By Paul Resnick, Associate Dean for Research and Faculty Affairs
The faculty at the School of Information continue to investigate important research questions that impact people’s lives. Research at UMSI is highly collaborative with others around the university, across the United States, and internationally.
Some highlights from the past year:
Kentaro Toyama‘s book, Geek Heresy, came out this spring, with a torrent of publicity including being featured in the New York Times and Wall Street Journal and on PBS. The main thesis of the book is that technology amplifies human and organizational capacity, but doesn’t substitute for it. It is written in an engaging, accessible, style with lots of fascinating examples of failed attempts to create positive social outcomes with packaged technology interventions. Check it out!
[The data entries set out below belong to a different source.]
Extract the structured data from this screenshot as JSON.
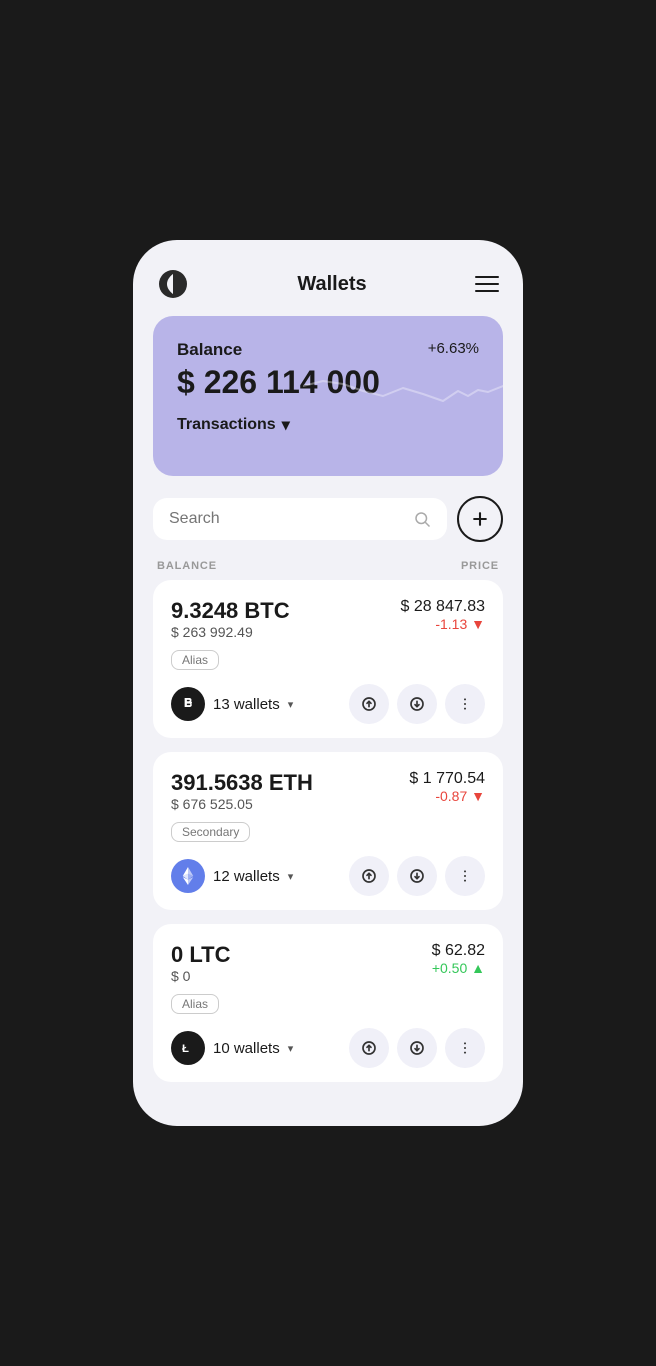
{
  "app": {
    "title": "Wallets"
  },
  "header": {
    "title": "Wallets",
    "menu_label": "Menu"
  },
  "balance_card": {
    "label": "Balance",
    "percent": "+6.63%",
    "amount": "$ 226 114 000",
    "transactions_label": "Transactions"
  },
  "search": {
    "placeholder": "Search"
  },
  "list_headers": {
    "balance": "BALANCE",
    "price": "PRICE"
  },
  "coins": [
    {
      "amount": "9.3248 BTC",
      "value": "$ 263 992.49",
      "tag": "Alias",
      "price": "$ 28 847.83",
      "change": "-1.13",
      "change_sign": "negative",
      "wallets": "13 wallets",
      "symbol": "BTC"
    },
    {
      "amount": "391.5638 ETH",
      "value": "$ 676 525.05",
      "tag": "Secondary",
      "price": "$ 1 770.54",
      "change": "-0.87",
      "change_sign": "negative",
      "wallets": "12 wallets",
      "symbol": "ETH"
    },
    {
      "amount": "0 LTC",
      "value": "$ 0",
      "tag": "Alias",
      "price": "$ 62.82",
      "change": "+0.50",
      "change_sign": "positive",
      "wallets": "10 wallets",
      "symbol": "LTC"
    }
  ],
  "actions": {
    "send": "↑",
    "receive": "↓",
    "more": "⋮"
  }
}
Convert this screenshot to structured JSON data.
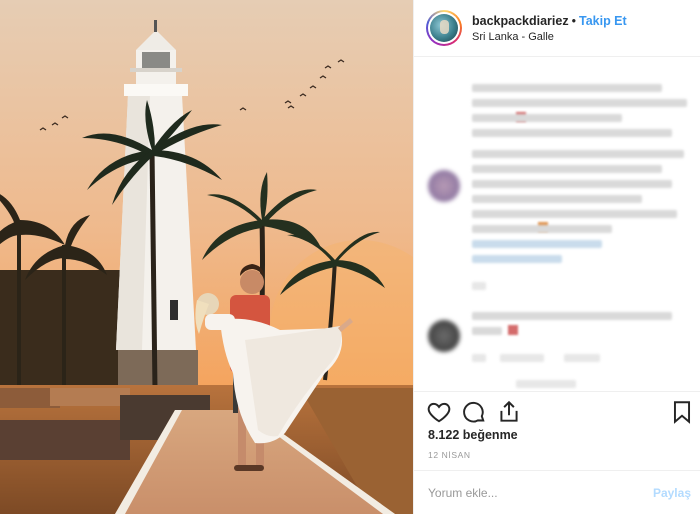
{
  "photo": {
    "description_icon": "lighthouse-couple-photo"
  },
  "header": {
    "username": "backpackdiariez",
    "separator": "•",
    "follow_label": "Takip Et",
    "location": "Sri Lanka - Galle"
  },
  "actions": {
    "like_icon": "heart-icon",
    "comment_icon": "comment-icon",
    "share_icon": "share-icon",
    "save_icon": "bookmark-icon"
  },
  "stats": {
    "likes": "8.122 beğenme",
    "date": "12 NİSAN"
  },
  "comment_form": {
    "placeholder": "Yorum ekle...",
    "post_label": "Paylaş"
  },
  "colors": {
    "accent": "#3897f0",
    "post_disabled": "#b3dbff",
    "sky_top": "#e7c7a9",
    "sky_bottom": "#f2a25a"
  }
}
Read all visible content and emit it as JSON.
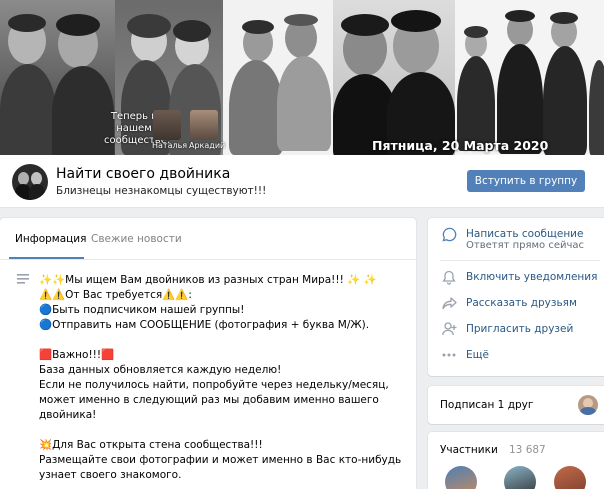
{
  "cover": {
    "caption": "Теперь в нашем сообществе:",
    "new_members": [
      "Наталья",
      "Аркадий"
    ],
    "date": "Пятница, 20 Марта 2020"
  },
  "group": {
    "name": "Найти своего двойника",
    "status": "Близнецы незнакомцы существуют!!!",
    "join_label": "Вступить в группу"
  },
  "tabs": [
    {
      "label": "Информация",
      "active": true
    },
    {
      "label": "Свежие новости",
      "active": false
    }
  ],
  "description": "✨✨Мы ищем Вам двойников из разных стран Мира!!! ✨ ✨\n⚠️⚠️От Вас требуется⚠️⚠️:\n🔵Быть подписчиком нашей группы!\n🔵Отправить нам СООБЩЕНИЕ (фотография + буква М/Ж).\n\n🟥Важно!!!🟥\nБаза данных обновляется каждую неделю!\nЕсли не получилось найти, попробуйте через недельку/месяц, может именно в следующий раз мы добавим именно вашего двойника!\n\n💥Для Вас открыта стена сообщества!!!\nРазмещайте свои фотографии и может именно в Вас кто-нибудь узнает своего знакомого.",
  "menu": {
    "message": {
      "label": "Написать сообщение",
      "sub": "Ответят прямо сейчас"
    },
    "items": [
      {
        "label": "Включить уведомления",
        "icon": "bell-icon"
      },
      {
        "label": "Рассказать друзьям",
        "icon": "share-icon"
      },
      {
        "label": "Пригласить друзей",
        "icon": "add-user-icon"
      },
      {
        "label": "Ещё",
        "icon": "more-icon"
      }
    ]
  },
  "friends": {
    "label": "Подписан 1 друг"
  },
  "members": {
    "label": "Участники",
    "count": "13 687"
  },
  "colors": {
    "accent": "#5181b8",
    "link": "#2a5885",
    "background": "#edeef0"
  }
}
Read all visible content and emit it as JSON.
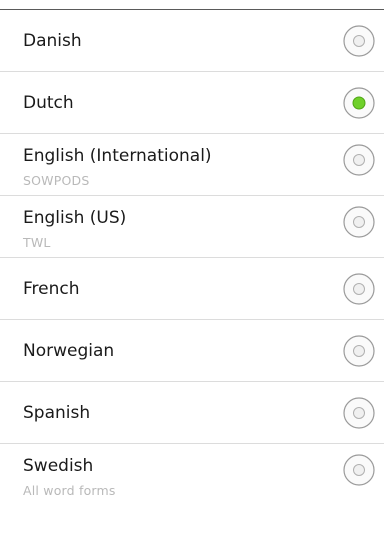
{
  "languages": [
    {
      "label": "Danish",
      "sublabel": "",
      "selected": false
    },
    {
      "label": "Dutch",
      "sublabel": "",
      "selected": true
    },
    {
      "label": "English (International)",
      "sublabel": "SOWPODS",
      "selected": false
    },
    {
      "label": "English (US)",
      "sublabel": "TWL",
      "selected": false
    },
    {
      "label": "French",
      "sublabel": "",
      "selected": false
    },
    {
      "label": "Norwegian",
      "sublabel": "",
      "selected": false
    },
    {
      "label": "Spanish",
      "sublabel": "",
      "selected": false
    },
    {
      "label": "Swedish",
      "sublabel": "All word forms",
      "selected": false
    }
  ],
  "colors": {
    "radio_selected": "#6fd02a",
    "radio_ring": "#9a9a9a",
    "sublabel": "#b9b9b9",
    "divider": "#dcdcdc"
  }
}
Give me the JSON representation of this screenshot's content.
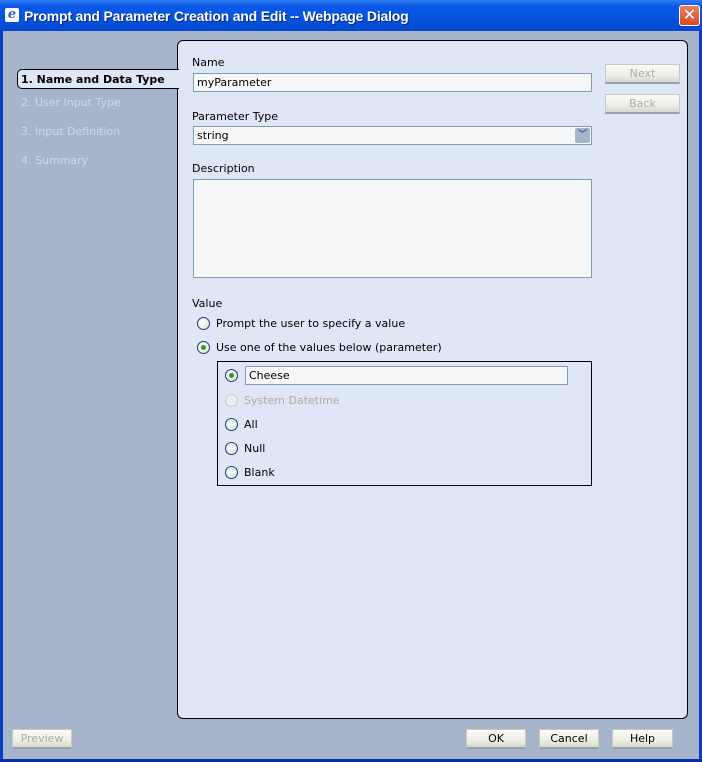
{
  "window": {
    "title": "Prompt and Parameter Creation and Edit -- Webpage Dialog",
    "close_icon": "close-x-icon",
    "app_icon": "internet-explorer-icon"
  },
  "steps": [
    {
      "label": "1. Name and Data Type",
      "active": true
    },
    {
      "label": "2. User Input Type",
      "active": false
    },
    {
      "label": "3. Input Definition",
      "active": false
    },
    {
      "label": "4. Summary",
      "active": false
    }
  ],
  "form": {
    "name_label": "Name",
    "name_value": "myParameter",
    "type_label": "Parameter Type",
    "type_value": "string",
    "description_label": "Description",
    "description_value": "",
    "value_label": "Value",
    "value_options": [
      {
        "label": "Prompt the user to specify a value",
        "checked": false
      },
      {
        "label": "Use one of the values below (parameter)",
        "checked": true
      }
    ],
    "sub_options": {
      "custom_value": "Cheese",
      "custom_checked": true,
      "items": [
        {
          "label": "System Datetime",
          "disabled": true
        },
        {
          "label": "All",
          "disabled": false
        },
        {
          "label": "Null",
          "disabled": false
        },
        {
          "label": "Blank",
          "disabled": false
        }
      ]
    }
  },
  "nav_buttons": {
    "next": "Next",
    "back": "Back"
  },
  "footer": {
    "preview": "Preview",
    "ok": "OK",
    "cancel": "Cancel",
    "help": "Help"
  }
}
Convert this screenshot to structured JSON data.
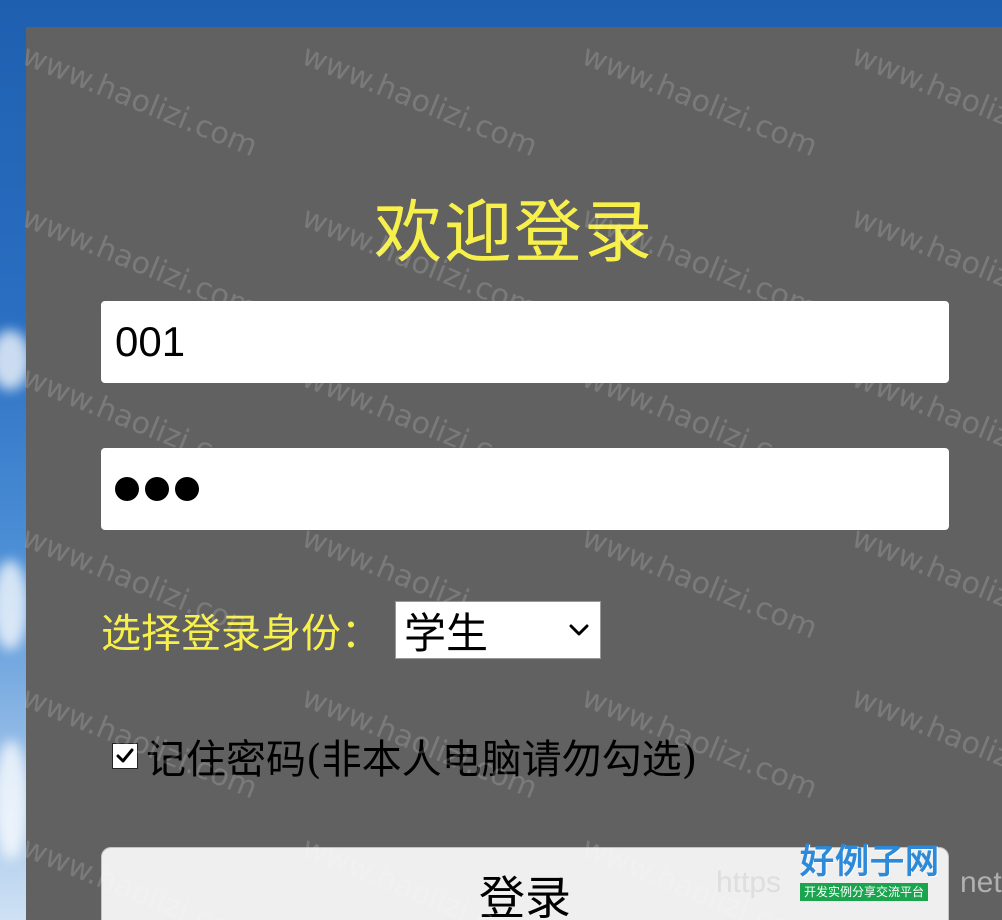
{
  "login": {
    "title": "欢迎登录",
    "username_value": "001",
    "password_mask_count": 3,
    "role_label": "选择登录身份：",
    "role_selected": "学生",
    "remember_checked": true,
    "remember_label": "记住密码(非本人电脑请勿勾选)",
    "submit_label": "登录"
  },
  "watermark": {
    "text": "www.haolizi.com",
    "logo_main": "好例子网",
    "logo_sub": "开发实例分享交流平台",
    "url_fragment": "https",
    "url_tail": "net"
  },
  "colors": {
    "panel_bg": "#616161",
    "accent_yellow": "#f7f04a",
    "button_bg": "#efefef"
  },
  "icons": {
    "select_arrow": "chevron-down-icon",
    "checkbox": "checkmark-icon"
  }
}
Julia Adler-Milstein received the annual New Investigator Award from the American Medical Informatics Association. Among other work, she has†assessed patterns of hospital engagement in sharing patient health information electronically with unaffiliated healthcare providers. Key findings include the fact that hospitals in more competitive markets are less likely to share data, as are for-profit hospitals.
These papers suggest a market failure, that the competitive implications of sharing data electronically are inhibiting it. As a result, she has argued for the need for stronger policies to push hospitals to share data. She shared that argument in testimony before a congressional committee in March.
Qiaozhu Mei and his colleagues won the Best Paper Award at ICML 2014, the International Conference on Machine Learning. Topic modeling has become a popular technique for automatically extracting from a set of documents some latent “topics,” defined as collections of words that tend to co-appear in documents.
The paper is inspired by a practical problem: eager non-expert consumers of topic modeling techniques often ask questions such as: Is my data topic model “friendly?” Why did topic modeling fail on my data? How many documents do I need to learn 100 topics? The paper provides theorems and proofs that characterize properties of the technique in terms of factors that include the number of documents, the length of individual documents, and the number of topics. It also translates the theoretical findings into a set of concrete guidelines for practitioners who want to apply topic modeling to their collections of documents.
Silvia Lindtner and her colleagues at Fudan University, Shanghai, received one of the best paper awards at the CSCW Conference. The paper is based on a year-long ethnographic study with elderly DIY (do it yourself) technology enthusiasts in China. Their paper tells a story of a DIY maker and hacker culture that does not neatly fit the widespread utopian narrative of the contemporary maker movement that portrays making as a site of individual empowerment, as a democratizing force, and as technoscientific innovation.
The researchers found that the elderly DIY makers were repairing, designing, and fixing both old and new, digital and analog technologies. In so doing, they turned their own homes into smart ones by adding sensor technology and circuits, creatively overcoming limitations due to health and age. Their approach to DIY was shaped by their coming of age during the cultural revolution, when a DIY approach towards science and technology innovation was heavily promoted as a national ethos (or 自力更生 in Chinese). Many parts of China, at that time, witnessed a pervasive lack of basic resources and so citizens were encouraged to be self-reliant and to literally make their own infrastructures needed for daily life and work. For the elderly, DIY making today meant reconnecting to and reliving aspects of this past. They distinguished China’s history of making-do from China’s pervasive consumer culture today. They believed that their DIY making practice allowed them to be part of a class of “high quality” citizens, who contribute to China’s social and economic development through science and technology production.
We also had a busy summer grooming the next generation of researchers. Professor Elizabeth Yakel secured a grant from the Institute for Museum and Library Services. It supported eight master’s students from around the country to spend the summer in Ann Arbor working with our faculty. Several undergraduate students from around the country also visited for the summer to work with our faculty.
These are just a small sampling of the interesting and impactful research projects in which UMSI faculty are engaged. Looking forward to the year ahead, I anticipate more exciting research by faculty and more diverse research which you will read about throughout the year in UMSI Monthly.
In closing, I just want to say a few words of thanks to Professor Yakel, who was my predecessor in this position and who has moved up to the position of Senior Associate Dean for Academic Affairs. I am happy to inherit an Office of Research Administration that is in great shape and thank Beth for orchestrating a smooth and organized transition for me.